Trump dodges ques­tion on whether he worked for Rus­sia

The News & Observer - - Nation & World - BY DAR­LENE SUPERVILLE

Pres­i­dent Don­ald Trump avoided di­rectly an­swer­ing when asked whether he cur­rently is or has ever worked for Rus­sia af­ter a pub­lished re­port said law en­force­ment of­fi­cials, con­cerned about his be­hav­ior af­ter he fired FBI Di­rec­tor James Comey in 2017, had be­gun in­ves­ti­gat­ing that pos­si­bil­ity.

Trump said it was the “most in­sult­ing” ques­tion he’d ever been asked.

The New York Times re­port Fri­day cited un­named for­mer law en­force­ment of­fi­cials and oth­ers fa­mil­iar with the investigation.

Trump re­sponded to the story Satur­day dur­ing a tele­phone in­ter­view broad­cast on Fox News Chan­nel af­ter host Jea­nine Pirro, a per­sonal friend, asked the Rus­sia ques­tion.

“I think it’s the most in­sult­ing thing I’ve ever been asked,” Trump said. “I think it’s the most in­sult­ing ar­ti­cle I’ve ever had writ­ten, and if you read the ar­ti­cle you'll see that they found ab­so­lutely noth­ing.”

Trump never an­swered Pirro di­rectly, but went on to as­sert that no pres­i­dent has taken a harder stance against Rus­sia than he has.

“If you ask the folks in Rus­sia, I’ve been tougher on Rus­sia than any­body else, any other … prob­a­bly any other pres­i­dent, pe­riod, but cer­tainly the last three or four pres­i­dents.”

Trump’s claim was dis­puted by Virginia Sen. Mark Warner, the top Demo­crat on the Se­nate In­tel­li­gence Com­mit­tee. He said al­most all the sanc­tions on Rus­sia arose not in the White House but in Congress, due to con­cerns by mem­bers of both par­ties about Moscow’s ac­tions. Warner accused the White House of be­ing very slow to put in place the penal­ties.

The Times re­ported that FBI agents and some top of­fi­cials be­came sus­pi­cious of Trump’s ties to Rus­sia dur­ing the 2016 pres­i­den­tial cam­paign but didn’t open an investigation at that time be­cause they weren’t sure how to ap­proach such a sen­si­tive probe.

Trump’s be­hav­ior in the days around Comey’s May 2017 fir­ing helped trig­ger the coun­ter­in­tel­li­gence part of the probe, ac­cord­ing to the news­pa­per.

In the in­quiry, coun­ter­in­tel­li­gence in­ves­ti­ga­tors sought to eval­u­ate whether Trump was a po­ten­tial threat to na­tional se­cu­rity. They also sought to de­ter­mine whether Trump was de­lib­er­ately work­ing for Rus­sia or had un­in­ten­tion­ally been in­flu­enced by Moscow.

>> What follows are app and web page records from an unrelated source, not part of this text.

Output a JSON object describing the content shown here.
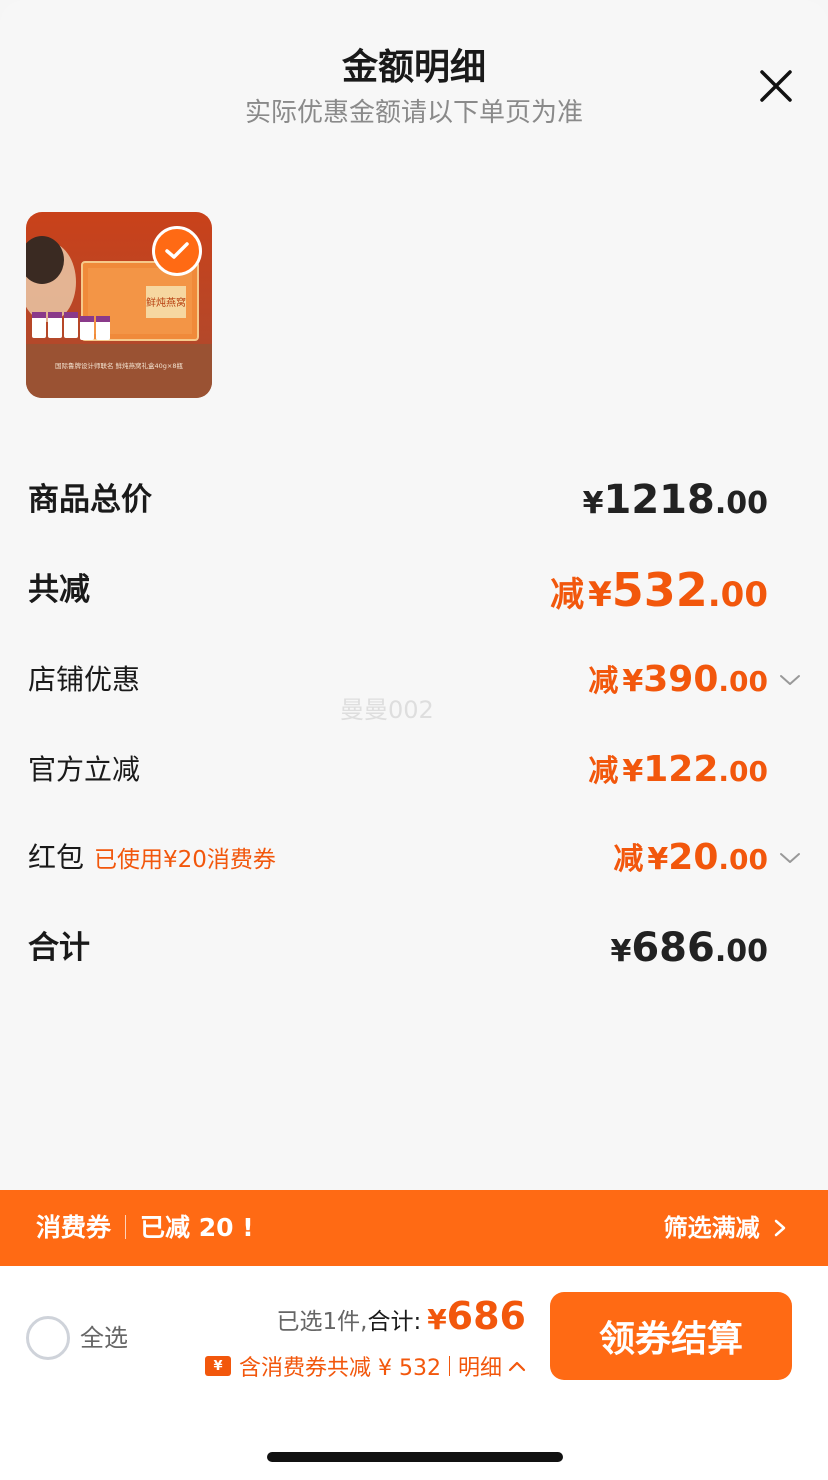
{
  "header": {
    "title": "金额明细",
    "subtitle": "实际优惠金额请以下单页为准"
  },
  "product": {
    "image_text": "鲜炖燕窝",
    "caption": "国际鲁牌设计师联名 鲜炖燕窝礼盒40g×8瓶"
  },
  "rows": [
    {
      "label": "商品总价",
      "prefix": "",
      "currency": "¥",
      "int": "1218",
      "dec": ".00",
      "tone": "black"
    },
    {
      "label": "共减",
      "prefix": "减",
      "currency": "¥",
      "int": "532",
      "dec": ".00",
      "tone": "orange"
    },
    {
      "label": "店铺优惠",
      "prefix": "减",
      "currency": "¥",
      "int": "390",
      "dec": ".00",
      "tone": "orange"
    },
    {
      "label": "官方立减",
      "prefix": "减",
      "currency": "¥",
      "int": "122",
      "dec": ".00",
      "tone": "orange"
    },
    {
      "label": "红包",
      "note": "已使用¥20消费券",
      "prefix": "减",
      "currency": "¥",
      "int": "20",
      "dec": ".00",
      "tone": "orange"
    },
    {
      "label": "合计",
      "prefix": "",
      "currency": "¥",
      "int": "686",
      "dec": ".00",
      "tone": "black"
    }
  ],
  "watermark": "曼曼002",
  "promo": {
    "left_a": "消费券",
    "left_b": "已减 20 !",
    "right": "筛选满减"
  },
  "bottom": {
    "select_all": "全选",
    "selected": "已选1件,",
    "total_label": "合计:",
    "total_currency": "¥",
    "total_value": "686",
    "ticket_icon": "¥",
    "detail_text": "含消费券共减 ¥ 532",
    "detail_link": "明细",
    "checkout": "领券结算"
  },
  "colors": {
    "accent": "#ff6a14",
    "discount_text": "#f2570c"
  }
}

Trump tweeted early Satur­day that the re­port showed that the FBI lead­er­ship “opened up an investigation on me, for no rea­son & with no proof” af­ter he had fired Comey.

Robert Mueller took over the investigation when he was ap­pointed spe­cial coun­sel soon af­ter Comey’s fir­ing. The over­all investigation is look­ing into Rus­sian elec­tion in­ter­fer­ence and whether Trump’s cam­paign co­or­di­nated with the Rus­sians, as well as pos­si­ble ob­struc­tion of jus­tice by Trump. The Times says it’s un­clear whether Mueller is still pur­su­ing the coun­ter­in­tel­li­gence an­gle.

Sen. Chris Coons, DDel., said the re­port “may well sug­gest what it was that helped start this investigation in the first place.” He and other Demo­cratic sen­a­tors said this re­port and oth­ers within the past week ques­tion­ing Trump’s be­hav­ior to­ward Rus­sia give new ur­gency to the need for the Mueller investigation to be al­lowed to run its course.

SARAH SILBIGER NYT

Pres­i­dent Don­ald Trump avoided di­rectly an­swer­ing when asked whether he cur­rently is or has ever worked for Rus­sia.

Newspapers in English

Newspapers from USA

© PressReader. All rights reserved.